> **YOUR TASK**: The full set of lines below has to be duplicated exactly, with no picture kept.

--------------------------------------------------

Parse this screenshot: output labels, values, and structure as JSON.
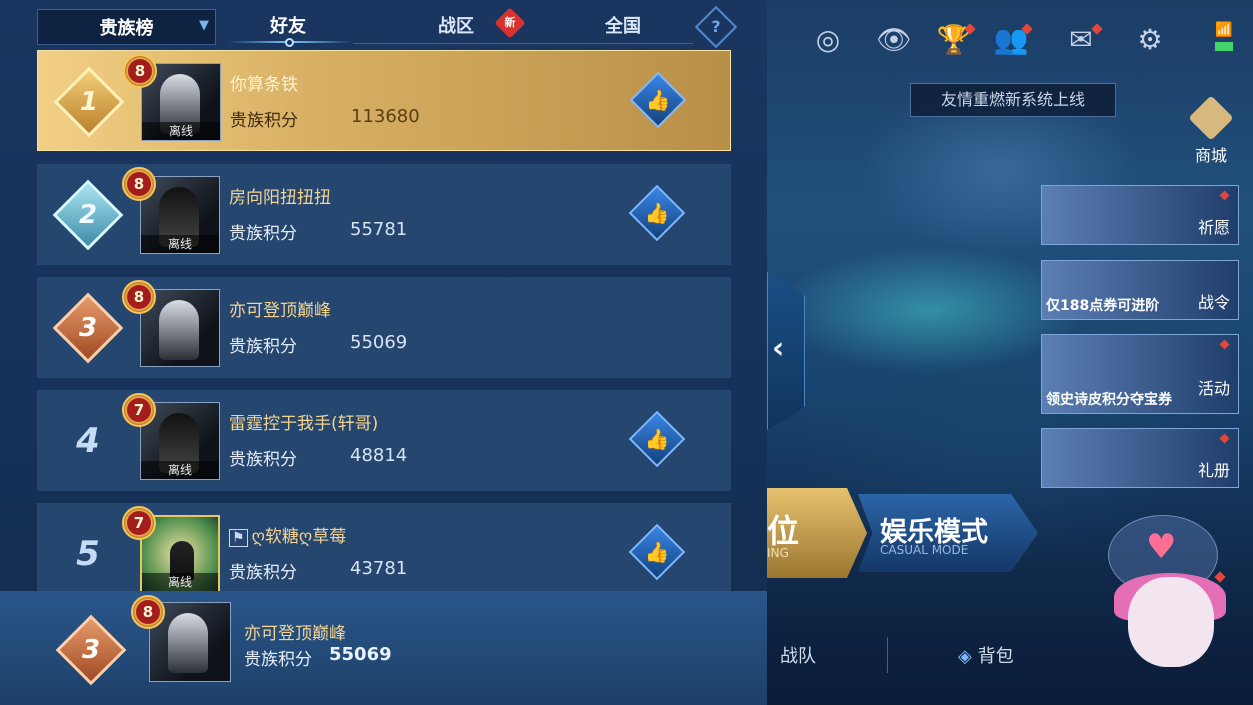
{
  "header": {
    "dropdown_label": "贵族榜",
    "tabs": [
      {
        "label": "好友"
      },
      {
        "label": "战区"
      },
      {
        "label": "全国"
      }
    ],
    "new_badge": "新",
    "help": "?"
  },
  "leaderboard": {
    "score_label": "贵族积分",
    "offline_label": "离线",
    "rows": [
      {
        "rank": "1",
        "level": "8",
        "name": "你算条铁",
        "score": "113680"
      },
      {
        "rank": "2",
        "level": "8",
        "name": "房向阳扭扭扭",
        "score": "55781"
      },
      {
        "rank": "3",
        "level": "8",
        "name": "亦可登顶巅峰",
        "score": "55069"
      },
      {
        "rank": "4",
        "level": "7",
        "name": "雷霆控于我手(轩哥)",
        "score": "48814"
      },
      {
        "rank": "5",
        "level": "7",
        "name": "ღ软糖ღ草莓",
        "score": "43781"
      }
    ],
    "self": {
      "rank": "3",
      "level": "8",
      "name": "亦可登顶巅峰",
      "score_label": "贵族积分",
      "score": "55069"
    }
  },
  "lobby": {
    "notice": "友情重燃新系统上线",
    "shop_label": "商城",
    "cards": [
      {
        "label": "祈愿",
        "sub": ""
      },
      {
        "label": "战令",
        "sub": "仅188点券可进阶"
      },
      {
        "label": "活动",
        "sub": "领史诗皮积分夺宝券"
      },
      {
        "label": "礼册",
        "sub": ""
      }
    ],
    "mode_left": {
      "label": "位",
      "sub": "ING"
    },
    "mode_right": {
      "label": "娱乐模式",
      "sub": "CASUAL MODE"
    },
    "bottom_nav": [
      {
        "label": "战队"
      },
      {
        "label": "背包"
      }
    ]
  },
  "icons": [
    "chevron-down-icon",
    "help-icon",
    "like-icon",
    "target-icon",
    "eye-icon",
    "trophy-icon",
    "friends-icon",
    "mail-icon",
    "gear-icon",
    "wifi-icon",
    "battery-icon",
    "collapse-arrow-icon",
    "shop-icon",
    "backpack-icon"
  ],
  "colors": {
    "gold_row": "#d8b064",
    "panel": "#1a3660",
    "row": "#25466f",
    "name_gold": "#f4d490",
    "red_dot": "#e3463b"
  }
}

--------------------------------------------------

> **WORKED SOLUTION**:
Parse this screenshot: output labels, values, and structure as JSON.
{
  "header": {
    "dropdown_label": "贵族榜",
    "tabs": [
      {
        "label": "好友"
      },
      {
        "label": "战区"
      },
      {
        "label": "全国"
      }
    ],
    "new_badge": "新",
    "help": "?"
  },
  "leaderboard": {
    "score_label": "贵族积分",
    "offline_label": "离线",
    "rows": [
      {
        "rank": "1",
        "level": "8",
        "name": "你算条铁",
        "score": "113680"
      },
      {
        "rank": "2",
        "level": "8",
        "name": "房向阳扭扭扭",
        "score": "55781"
      },
      {
        "rank": "3",
        "level": "8",
        "name": "亦可登顶巅峰",
        "score": "55069"
      },
      {
        "rank": "4",
        "level": "7",
        "name": "雷霆控于我手(轩哥)",
        "score": "48814"
      },
      {
        "rank": "5",
        "level": "7",
        "name": "ღ软糖ღ草莓",
        "score": "43781"
      }
    ],
    "self": {
      "rank": "3",
      "level": "8",
      "name": "亦可登顶巅峰",
      "score_label": "贵族积分",
      "score": "55069"
    }
  },
  "lobby": {
    "notice": "友情重燃新系统上线",
    "shop_label": "商城",
    "cards": [
      {
        "label": "祈愿",
        "sub": ""
      },
      {
        "label": "战令",
        "sub": "仅188点券可进阶"
      },
      {
        "label": "活动",
        "sub": "领史诗皮积分夺宝券"
      },
      {
        "label": "礼册",
        "sub": ""
      }
    ],
    "mode_left": {
      "label": "位",
      "sub": "ING"
    },
    "mode_right": {
      "label": "娱乐模式",
      "sub": "CASUAL MODE"
    },
    "bottom_nav": [
      {
        "label": "战队"
      },
      {
        "label": "背包"
      }
    ]
  },
  "icons": [
    "chevron-down-icon",
    "help-icon",
    "like-icon",
    "target-icon",
    "eye-icon",
    "trophy-icon",
    "friends-icon",
    "mail-icon",
    "gear-icon",
    "wifi-icon",
    "battery-icon",
    "collapse-arrow-icon",
    "shop-icon",
    "backpack-icon"
  ],
  "colors": {
    "gold_row": "#d8b064",
    "panel": "#1a3660",
    "row": "#25466f",
    "name_gold": "#f4d490",
    "red_dot": "#e3463b"
  }
}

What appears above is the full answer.